Extracted entries
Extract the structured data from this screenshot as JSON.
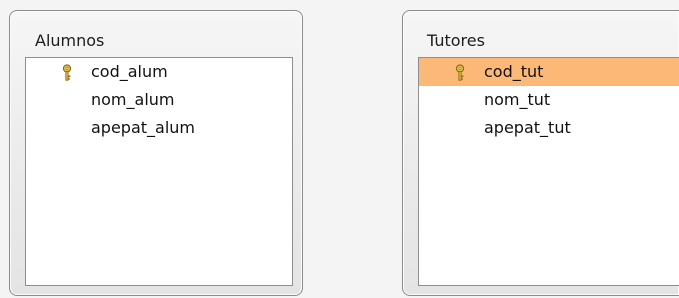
{
  "tables": [
    {
      "title": "Alumnos",
      "fields": [
        {
          "name": "cod_alum",
          "primary_key": true,
          "selected": false
        },
        {
          "name": "nom_alum",
          "primary_key": false,
          "selected": false
        },
        {
          "name": "apepat_alum",
          "primary_key": false,
          "selected": false
        }
      ]
    },
    {
      "title": "Tutores",
      "fields": [
        {
          "name": "cod_tut",
          "primary_key": true,
          "selected": true
        },
        {
          "name": "nom_tut",
          "primary_key": false,
          "selected": false
        },
        {
          "name": "apepat_tut",
          "primary_key": false,
          "selected": false
        }
      ]
    }
  ],
  "colors": {
    "selected_row": "#fcb876",
    "key_icon": "#d4a017"
  },
  "icons": {
    "primary_key": "key-icon"
  }
}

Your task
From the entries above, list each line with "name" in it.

Result for this task
          "name": "cod_alum",
          "name": "nom_alum",
          "name": "apepat_alum",
          "name": "cod_tut",
          "name": "nom_tut",
          "name": "apepat_tut",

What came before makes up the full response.